Records to process:
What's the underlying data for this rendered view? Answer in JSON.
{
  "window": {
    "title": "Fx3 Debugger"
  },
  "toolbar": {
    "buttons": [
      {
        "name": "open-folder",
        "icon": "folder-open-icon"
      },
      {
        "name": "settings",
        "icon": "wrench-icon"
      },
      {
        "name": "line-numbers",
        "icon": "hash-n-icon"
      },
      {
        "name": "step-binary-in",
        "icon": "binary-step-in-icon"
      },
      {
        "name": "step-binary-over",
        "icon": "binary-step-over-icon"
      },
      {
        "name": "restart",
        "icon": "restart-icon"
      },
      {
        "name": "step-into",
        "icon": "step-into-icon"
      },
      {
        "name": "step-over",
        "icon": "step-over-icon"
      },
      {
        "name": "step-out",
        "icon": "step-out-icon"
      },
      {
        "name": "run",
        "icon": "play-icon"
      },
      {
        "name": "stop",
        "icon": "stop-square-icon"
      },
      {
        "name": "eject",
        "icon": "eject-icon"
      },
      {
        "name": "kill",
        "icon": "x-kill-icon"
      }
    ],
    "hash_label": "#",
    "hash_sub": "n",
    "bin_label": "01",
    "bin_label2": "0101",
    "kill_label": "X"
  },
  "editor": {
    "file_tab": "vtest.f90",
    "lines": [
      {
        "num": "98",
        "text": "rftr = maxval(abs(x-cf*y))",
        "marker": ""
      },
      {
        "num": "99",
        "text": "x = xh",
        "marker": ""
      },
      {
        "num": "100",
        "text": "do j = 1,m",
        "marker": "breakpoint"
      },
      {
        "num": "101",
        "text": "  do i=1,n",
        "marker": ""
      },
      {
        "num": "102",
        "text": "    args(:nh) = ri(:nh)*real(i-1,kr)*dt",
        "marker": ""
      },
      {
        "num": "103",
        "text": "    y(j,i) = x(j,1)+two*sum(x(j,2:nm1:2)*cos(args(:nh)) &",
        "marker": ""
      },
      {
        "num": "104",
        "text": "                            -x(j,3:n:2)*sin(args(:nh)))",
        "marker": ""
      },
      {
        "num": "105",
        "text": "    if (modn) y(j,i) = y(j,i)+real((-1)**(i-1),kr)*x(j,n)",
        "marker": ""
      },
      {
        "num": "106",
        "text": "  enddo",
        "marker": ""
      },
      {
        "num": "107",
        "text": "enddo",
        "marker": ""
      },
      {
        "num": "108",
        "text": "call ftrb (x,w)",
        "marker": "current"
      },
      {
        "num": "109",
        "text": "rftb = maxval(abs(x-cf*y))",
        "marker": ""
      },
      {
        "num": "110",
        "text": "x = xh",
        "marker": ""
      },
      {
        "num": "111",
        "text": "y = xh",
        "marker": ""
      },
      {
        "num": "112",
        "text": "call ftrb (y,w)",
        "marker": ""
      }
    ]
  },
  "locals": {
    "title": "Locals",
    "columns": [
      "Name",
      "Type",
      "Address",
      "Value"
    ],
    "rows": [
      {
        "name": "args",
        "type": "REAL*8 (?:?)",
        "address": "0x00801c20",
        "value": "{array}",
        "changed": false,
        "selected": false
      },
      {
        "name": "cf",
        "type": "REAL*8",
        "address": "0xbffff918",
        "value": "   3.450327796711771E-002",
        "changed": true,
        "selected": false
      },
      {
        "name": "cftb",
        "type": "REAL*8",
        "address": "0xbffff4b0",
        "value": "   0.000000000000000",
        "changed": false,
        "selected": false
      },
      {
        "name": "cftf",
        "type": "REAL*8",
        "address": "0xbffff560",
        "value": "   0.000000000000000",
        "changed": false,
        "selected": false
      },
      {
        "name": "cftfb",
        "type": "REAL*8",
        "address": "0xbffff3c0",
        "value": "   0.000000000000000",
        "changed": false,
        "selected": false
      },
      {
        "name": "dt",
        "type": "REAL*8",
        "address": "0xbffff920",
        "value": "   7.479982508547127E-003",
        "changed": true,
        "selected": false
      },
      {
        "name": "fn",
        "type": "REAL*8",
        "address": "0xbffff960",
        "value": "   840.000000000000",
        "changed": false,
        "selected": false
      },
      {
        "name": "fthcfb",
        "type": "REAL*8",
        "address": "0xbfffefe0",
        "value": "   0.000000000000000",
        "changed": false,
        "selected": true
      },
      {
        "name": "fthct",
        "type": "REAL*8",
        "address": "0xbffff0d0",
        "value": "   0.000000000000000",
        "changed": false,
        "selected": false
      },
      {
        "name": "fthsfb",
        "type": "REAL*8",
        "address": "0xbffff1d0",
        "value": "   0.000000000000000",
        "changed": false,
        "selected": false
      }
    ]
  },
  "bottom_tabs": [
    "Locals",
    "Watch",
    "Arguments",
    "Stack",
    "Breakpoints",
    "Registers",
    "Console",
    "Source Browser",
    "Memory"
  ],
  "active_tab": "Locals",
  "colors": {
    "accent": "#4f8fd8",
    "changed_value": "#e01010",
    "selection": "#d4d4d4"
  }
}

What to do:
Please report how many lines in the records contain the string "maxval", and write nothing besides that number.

Exercise solution:
2